**Task brief**
Where does the word "USDCHF" show up in the data? Please find each such line and copy it.

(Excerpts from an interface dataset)
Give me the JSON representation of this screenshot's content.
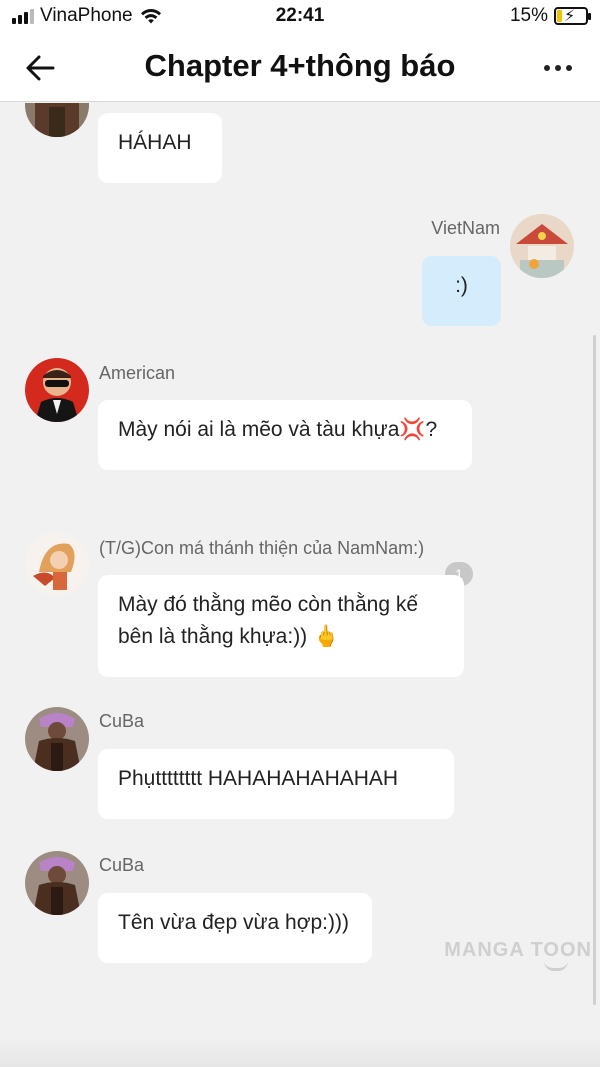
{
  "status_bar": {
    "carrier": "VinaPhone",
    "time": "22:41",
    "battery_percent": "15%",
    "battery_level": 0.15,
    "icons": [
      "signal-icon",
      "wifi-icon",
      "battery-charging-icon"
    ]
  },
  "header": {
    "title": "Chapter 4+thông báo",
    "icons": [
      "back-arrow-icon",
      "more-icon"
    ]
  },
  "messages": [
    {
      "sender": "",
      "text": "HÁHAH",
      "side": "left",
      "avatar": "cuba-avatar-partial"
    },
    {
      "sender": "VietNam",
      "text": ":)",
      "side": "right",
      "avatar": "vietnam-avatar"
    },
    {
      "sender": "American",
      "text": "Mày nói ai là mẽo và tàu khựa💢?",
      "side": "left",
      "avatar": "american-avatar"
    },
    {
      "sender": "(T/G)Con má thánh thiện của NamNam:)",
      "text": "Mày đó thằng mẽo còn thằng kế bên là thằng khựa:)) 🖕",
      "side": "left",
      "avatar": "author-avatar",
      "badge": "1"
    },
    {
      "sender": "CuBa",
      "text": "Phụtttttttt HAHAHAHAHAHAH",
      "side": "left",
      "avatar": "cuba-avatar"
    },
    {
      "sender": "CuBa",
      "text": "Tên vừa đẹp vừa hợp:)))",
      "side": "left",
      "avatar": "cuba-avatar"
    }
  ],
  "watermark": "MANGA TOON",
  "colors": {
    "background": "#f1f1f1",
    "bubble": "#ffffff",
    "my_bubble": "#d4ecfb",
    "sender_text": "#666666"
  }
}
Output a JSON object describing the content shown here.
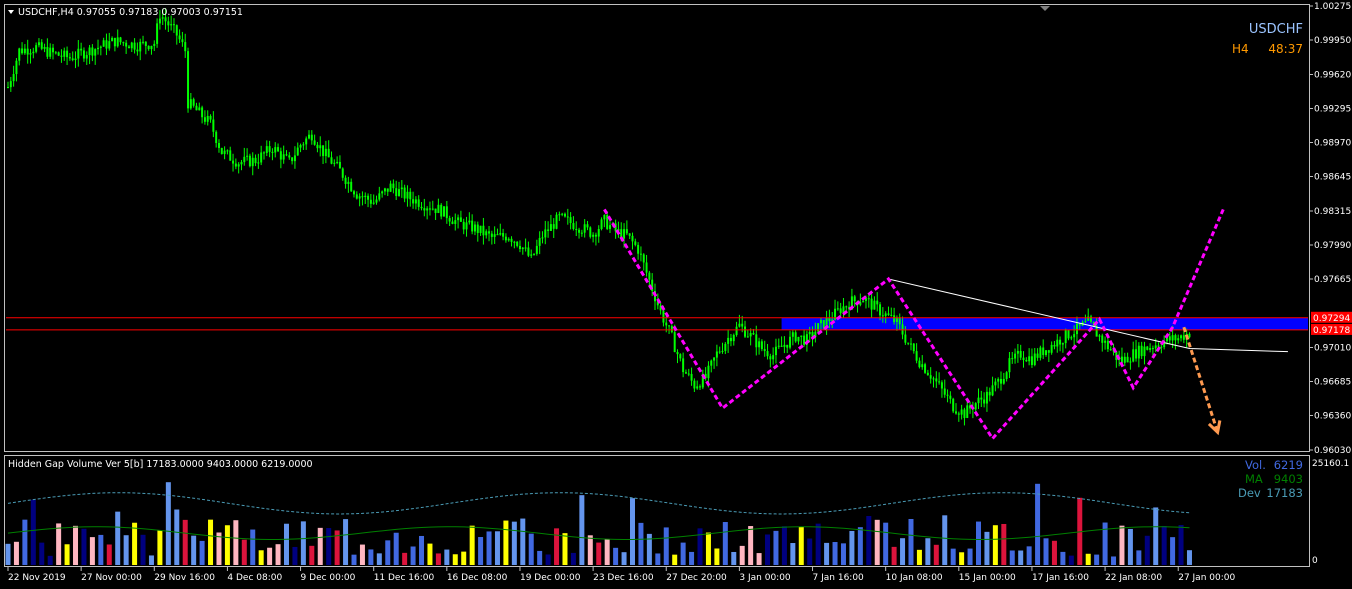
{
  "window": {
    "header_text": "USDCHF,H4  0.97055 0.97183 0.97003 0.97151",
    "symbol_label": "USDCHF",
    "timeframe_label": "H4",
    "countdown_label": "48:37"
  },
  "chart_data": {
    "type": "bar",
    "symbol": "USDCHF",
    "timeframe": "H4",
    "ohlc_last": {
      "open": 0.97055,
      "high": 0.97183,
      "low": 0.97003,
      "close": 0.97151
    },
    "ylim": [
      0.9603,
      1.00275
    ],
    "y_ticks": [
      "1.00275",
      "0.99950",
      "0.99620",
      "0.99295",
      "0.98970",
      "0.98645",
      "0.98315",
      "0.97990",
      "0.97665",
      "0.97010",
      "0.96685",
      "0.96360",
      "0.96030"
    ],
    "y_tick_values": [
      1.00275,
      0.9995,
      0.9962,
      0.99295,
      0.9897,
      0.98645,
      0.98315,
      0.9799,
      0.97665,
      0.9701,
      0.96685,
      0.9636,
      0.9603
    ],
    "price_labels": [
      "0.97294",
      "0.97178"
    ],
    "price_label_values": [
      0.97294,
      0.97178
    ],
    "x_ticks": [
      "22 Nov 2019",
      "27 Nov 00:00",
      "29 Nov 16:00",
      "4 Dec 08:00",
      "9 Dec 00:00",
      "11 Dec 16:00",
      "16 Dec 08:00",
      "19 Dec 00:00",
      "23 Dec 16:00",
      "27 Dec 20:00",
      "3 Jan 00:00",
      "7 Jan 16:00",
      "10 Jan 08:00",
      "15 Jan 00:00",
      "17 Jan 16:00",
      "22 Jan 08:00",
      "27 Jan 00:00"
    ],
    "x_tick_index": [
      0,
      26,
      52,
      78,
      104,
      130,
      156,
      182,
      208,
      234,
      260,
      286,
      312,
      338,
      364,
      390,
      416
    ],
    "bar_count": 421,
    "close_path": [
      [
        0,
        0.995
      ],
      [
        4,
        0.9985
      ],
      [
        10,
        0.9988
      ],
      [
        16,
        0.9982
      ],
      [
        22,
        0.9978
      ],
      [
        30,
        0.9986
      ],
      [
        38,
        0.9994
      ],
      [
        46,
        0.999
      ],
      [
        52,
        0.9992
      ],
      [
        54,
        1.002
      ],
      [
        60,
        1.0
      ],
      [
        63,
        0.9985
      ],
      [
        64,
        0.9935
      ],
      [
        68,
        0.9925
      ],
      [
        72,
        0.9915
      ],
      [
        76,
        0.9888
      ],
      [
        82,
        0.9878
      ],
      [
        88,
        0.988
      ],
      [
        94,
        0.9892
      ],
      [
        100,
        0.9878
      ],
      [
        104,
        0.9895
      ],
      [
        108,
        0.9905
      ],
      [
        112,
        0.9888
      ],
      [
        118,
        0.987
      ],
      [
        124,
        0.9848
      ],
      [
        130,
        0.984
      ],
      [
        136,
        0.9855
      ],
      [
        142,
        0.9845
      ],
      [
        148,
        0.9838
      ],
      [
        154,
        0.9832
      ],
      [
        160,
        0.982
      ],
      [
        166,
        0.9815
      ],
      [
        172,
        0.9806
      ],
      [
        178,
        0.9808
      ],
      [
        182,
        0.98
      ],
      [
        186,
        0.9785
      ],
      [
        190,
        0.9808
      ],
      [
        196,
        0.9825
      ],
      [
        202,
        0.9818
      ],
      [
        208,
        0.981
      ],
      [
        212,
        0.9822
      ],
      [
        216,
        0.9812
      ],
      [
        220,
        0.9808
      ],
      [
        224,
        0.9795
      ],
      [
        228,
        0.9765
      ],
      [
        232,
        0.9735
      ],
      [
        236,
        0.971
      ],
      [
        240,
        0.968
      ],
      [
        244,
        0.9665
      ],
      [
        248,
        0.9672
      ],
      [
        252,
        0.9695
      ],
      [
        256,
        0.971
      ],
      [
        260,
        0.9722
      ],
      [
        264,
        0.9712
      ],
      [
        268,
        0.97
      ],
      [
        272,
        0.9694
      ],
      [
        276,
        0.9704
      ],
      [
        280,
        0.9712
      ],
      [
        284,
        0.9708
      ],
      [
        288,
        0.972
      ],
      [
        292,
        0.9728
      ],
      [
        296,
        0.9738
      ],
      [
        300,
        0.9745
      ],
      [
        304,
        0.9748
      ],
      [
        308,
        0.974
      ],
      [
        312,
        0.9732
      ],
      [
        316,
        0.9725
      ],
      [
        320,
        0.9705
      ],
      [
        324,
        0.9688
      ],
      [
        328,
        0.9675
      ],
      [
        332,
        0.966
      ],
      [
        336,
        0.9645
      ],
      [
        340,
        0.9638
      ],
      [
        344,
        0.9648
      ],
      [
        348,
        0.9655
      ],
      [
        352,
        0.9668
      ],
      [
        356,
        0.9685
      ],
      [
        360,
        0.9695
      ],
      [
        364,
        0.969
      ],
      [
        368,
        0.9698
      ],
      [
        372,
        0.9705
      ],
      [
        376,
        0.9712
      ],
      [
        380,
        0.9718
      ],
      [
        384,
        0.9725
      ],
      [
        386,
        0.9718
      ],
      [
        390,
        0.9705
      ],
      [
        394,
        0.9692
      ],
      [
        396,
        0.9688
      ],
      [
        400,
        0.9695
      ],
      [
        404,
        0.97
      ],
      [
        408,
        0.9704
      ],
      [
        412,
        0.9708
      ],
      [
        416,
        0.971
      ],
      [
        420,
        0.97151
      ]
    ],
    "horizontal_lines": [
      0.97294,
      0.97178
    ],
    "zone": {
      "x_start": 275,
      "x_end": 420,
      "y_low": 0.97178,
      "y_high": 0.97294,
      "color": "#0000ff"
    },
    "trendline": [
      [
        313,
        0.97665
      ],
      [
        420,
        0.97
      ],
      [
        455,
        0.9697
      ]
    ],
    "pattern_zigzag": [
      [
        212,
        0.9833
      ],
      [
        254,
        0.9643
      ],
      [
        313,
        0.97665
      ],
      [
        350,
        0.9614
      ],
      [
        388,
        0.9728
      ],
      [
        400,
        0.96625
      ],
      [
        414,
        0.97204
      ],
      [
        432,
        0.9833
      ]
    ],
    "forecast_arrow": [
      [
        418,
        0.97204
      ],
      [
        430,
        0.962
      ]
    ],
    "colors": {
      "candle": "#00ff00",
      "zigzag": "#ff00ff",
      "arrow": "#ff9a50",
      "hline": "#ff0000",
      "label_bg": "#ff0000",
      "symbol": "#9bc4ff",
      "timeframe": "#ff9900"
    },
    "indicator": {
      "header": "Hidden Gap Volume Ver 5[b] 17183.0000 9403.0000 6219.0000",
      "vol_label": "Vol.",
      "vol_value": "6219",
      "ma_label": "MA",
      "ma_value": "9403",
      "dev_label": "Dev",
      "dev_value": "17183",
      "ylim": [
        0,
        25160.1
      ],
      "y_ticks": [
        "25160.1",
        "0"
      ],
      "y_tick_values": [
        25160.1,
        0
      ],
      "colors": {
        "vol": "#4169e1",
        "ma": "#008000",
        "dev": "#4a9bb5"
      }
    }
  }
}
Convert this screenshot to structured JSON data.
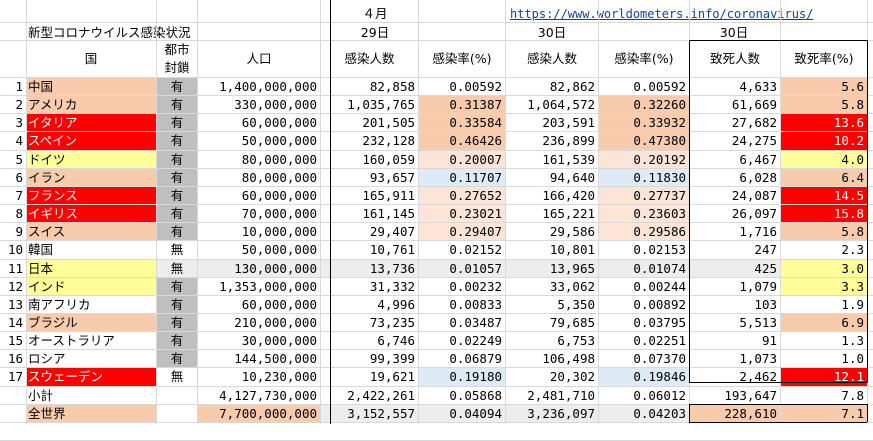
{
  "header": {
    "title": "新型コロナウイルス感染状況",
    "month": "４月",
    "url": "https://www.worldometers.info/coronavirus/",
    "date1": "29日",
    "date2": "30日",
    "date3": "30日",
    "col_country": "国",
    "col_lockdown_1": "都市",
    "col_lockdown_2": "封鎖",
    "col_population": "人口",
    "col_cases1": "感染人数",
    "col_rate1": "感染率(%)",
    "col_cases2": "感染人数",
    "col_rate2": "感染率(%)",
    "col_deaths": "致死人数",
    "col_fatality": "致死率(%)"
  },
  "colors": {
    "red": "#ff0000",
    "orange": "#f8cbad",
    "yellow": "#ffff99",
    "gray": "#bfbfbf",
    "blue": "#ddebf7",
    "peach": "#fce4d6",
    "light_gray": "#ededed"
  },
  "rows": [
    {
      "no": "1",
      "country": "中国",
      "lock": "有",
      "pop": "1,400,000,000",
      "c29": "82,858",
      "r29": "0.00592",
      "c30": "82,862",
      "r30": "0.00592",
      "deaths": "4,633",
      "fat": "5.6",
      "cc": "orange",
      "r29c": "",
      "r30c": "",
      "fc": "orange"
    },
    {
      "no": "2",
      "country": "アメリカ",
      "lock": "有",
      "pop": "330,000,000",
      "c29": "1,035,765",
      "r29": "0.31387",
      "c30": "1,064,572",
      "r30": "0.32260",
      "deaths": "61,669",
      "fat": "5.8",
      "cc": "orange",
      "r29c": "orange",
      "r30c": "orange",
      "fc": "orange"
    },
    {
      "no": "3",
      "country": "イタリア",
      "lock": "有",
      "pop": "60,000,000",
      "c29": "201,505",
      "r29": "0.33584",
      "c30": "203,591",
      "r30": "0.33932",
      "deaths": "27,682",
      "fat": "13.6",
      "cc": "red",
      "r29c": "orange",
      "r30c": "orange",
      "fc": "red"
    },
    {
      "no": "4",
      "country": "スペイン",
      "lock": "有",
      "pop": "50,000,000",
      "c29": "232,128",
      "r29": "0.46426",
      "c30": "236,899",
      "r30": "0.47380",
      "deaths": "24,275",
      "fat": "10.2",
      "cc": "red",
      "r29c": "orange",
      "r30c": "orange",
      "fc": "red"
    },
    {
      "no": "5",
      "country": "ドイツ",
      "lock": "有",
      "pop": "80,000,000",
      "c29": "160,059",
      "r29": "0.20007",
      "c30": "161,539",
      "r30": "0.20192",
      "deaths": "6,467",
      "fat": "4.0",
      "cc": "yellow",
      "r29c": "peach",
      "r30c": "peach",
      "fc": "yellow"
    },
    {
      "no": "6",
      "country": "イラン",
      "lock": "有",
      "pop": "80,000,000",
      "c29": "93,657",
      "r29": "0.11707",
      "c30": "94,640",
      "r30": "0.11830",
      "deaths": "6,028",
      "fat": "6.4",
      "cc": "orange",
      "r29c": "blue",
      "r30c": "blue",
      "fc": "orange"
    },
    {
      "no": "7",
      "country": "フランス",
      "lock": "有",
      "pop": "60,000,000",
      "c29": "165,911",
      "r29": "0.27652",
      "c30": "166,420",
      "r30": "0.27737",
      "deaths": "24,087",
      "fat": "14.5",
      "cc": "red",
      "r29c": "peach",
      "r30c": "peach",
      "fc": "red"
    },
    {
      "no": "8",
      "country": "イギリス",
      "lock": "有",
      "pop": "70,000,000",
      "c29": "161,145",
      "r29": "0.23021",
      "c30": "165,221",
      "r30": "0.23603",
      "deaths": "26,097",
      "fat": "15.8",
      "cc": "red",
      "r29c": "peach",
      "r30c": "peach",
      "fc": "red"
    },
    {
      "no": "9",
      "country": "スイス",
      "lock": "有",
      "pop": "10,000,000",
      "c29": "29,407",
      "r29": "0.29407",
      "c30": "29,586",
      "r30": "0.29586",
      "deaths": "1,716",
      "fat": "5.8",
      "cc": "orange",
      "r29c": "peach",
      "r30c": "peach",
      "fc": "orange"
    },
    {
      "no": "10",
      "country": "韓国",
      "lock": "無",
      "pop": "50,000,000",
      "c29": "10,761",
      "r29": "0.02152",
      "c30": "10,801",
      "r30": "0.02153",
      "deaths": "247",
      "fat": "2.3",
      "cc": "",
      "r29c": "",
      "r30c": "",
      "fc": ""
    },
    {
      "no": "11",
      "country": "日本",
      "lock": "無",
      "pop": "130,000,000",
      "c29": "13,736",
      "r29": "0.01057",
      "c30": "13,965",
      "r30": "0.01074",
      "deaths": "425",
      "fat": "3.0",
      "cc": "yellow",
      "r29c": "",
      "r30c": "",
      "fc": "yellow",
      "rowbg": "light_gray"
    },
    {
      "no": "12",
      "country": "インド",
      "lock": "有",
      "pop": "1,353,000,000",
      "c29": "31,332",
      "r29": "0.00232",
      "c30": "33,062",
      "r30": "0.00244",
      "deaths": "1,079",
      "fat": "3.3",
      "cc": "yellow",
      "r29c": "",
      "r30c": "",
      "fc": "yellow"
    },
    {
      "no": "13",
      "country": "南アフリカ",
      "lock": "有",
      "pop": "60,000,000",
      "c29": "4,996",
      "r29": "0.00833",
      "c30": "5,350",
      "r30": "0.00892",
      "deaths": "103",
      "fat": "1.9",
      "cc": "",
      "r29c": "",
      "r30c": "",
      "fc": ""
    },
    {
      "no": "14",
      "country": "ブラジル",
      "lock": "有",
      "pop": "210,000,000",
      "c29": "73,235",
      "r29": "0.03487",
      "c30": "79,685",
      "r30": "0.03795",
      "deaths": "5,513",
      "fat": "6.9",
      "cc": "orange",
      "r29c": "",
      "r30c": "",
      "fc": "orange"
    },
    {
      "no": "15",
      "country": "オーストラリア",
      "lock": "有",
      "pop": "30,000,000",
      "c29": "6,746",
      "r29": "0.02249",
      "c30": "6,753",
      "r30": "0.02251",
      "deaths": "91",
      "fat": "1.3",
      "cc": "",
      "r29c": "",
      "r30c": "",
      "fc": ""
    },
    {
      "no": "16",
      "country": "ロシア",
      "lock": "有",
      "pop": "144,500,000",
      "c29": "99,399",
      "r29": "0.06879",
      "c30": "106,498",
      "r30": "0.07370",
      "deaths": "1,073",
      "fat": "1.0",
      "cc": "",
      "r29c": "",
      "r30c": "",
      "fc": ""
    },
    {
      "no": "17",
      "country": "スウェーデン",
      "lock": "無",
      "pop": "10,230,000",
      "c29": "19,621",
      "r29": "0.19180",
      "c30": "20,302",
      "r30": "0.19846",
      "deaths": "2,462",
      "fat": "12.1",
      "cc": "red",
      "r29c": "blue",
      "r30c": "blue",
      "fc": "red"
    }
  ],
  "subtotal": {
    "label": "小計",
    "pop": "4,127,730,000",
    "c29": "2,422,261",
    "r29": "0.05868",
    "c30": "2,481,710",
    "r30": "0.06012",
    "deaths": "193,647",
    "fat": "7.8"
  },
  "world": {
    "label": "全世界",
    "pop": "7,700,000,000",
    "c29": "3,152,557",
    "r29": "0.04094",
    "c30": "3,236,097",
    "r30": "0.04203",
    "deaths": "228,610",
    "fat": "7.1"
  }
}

**Solved exercise**
    "header_text": "USDCHF,H4  0.97055 0.97183 0.97003 0.97151",
    "symbol_label": "USDCHF",
    "symbol": "USDCHF",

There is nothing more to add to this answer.